ACTION ITEM
Pull every line containing "window" from the data.

(Records drawn from a dataset)
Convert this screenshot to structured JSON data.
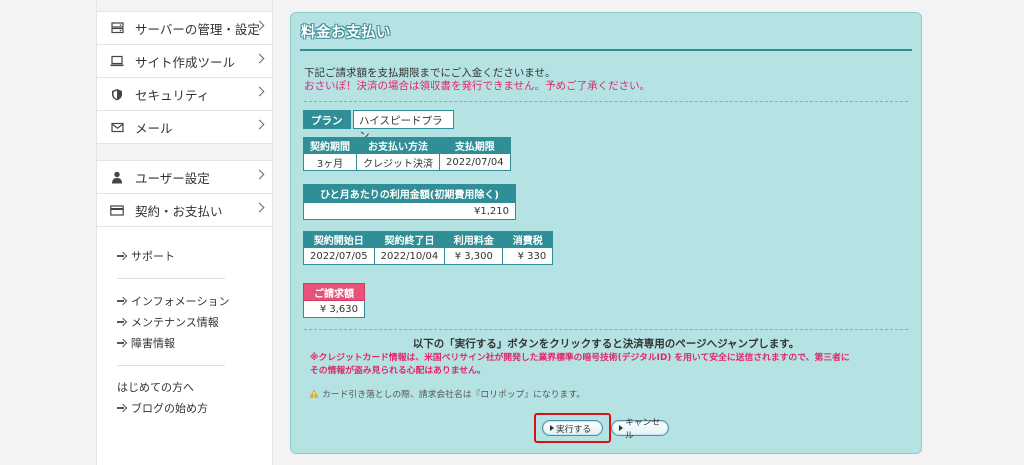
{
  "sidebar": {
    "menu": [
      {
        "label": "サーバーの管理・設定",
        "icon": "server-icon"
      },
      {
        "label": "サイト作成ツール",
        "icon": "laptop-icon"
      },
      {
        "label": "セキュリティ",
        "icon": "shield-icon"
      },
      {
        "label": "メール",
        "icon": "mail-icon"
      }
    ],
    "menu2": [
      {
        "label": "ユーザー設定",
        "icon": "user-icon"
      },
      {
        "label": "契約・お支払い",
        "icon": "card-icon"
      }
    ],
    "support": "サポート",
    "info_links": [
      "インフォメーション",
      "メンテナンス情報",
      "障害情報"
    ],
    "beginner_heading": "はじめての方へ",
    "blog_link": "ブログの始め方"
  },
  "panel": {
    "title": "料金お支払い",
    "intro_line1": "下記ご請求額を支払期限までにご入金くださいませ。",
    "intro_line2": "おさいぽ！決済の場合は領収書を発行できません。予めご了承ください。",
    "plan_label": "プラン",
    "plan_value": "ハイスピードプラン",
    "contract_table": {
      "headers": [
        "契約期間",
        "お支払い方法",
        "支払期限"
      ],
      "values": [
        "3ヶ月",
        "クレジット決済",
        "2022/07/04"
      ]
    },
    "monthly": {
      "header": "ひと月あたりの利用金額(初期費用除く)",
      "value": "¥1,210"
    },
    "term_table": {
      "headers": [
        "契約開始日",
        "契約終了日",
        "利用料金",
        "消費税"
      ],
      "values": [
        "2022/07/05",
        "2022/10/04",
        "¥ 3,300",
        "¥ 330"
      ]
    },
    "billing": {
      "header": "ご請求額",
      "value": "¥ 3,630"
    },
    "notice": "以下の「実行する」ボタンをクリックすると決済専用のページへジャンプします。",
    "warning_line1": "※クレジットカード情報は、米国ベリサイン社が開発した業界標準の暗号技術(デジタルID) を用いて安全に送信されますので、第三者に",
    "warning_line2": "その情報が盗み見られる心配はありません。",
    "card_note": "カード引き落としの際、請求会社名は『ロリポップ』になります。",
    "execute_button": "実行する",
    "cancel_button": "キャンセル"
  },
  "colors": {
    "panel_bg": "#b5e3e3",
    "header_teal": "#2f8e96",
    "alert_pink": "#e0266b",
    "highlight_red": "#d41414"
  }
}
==
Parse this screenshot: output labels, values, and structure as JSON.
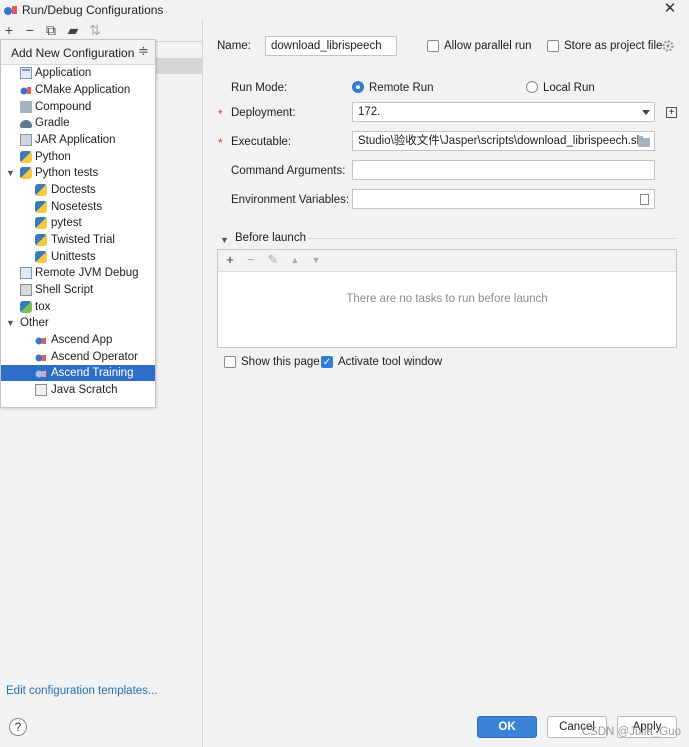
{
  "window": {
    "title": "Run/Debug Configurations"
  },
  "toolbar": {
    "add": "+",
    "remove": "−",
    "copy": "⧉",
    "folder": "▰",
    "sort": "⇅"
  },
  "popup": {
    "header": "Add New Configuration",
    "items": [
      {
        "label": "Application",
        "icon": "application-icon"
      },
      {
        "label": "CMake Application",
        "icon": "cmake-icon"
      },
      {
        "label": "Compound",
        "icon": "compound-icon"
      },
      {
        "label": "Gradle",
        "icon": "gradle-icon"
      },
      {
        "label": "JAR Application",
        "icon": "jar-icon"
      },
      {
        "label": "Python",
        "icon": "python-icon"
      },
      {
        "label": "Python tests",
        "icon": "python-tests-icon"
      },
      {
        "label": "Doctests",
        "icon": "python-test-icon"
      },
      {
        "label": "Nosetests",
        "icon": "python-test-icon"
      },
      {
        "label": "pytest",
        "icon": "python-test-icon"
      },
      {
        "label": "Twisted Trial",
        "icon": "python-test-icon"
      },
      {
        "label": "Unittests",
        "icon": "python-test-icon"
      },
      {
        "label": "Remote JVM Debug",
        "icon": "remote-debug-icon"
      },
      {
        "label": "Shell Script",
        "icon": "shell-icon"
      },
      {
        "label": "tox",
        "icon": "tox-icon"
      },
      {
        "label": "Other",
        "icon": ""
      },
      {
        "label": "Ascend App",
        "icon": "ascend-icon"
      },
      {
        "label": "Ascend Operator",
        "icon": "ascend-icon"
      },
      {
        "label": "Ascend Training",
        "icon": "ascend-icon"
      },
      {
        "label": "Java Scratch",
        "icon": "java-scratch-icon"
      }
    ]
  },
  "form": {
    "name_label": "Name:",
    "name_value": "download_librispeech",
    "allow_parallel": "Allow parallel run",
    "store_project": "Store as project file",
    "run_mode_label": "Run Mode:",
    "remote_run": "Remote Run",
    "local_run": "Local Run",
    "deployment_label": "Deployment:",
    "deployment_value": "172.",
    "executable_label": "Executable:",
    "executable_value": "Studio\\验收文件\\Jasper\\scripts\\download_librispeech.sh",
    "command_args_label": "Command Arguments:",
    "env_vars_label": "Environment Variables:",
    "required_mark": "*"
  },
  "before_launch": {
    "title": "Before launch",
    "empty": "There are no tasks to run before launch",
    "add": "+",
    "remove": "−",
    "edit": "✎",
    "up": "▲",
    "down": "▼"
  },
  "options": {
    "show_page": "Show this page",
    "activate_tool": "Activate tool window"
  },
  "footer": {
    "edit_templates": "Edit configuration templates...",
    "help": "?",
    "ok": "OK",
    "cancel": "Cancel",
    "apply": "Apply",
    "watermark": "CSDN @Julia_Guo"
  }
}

RESPONSE BELOW
  "window": {
    "activate_tool": "Activate tool window"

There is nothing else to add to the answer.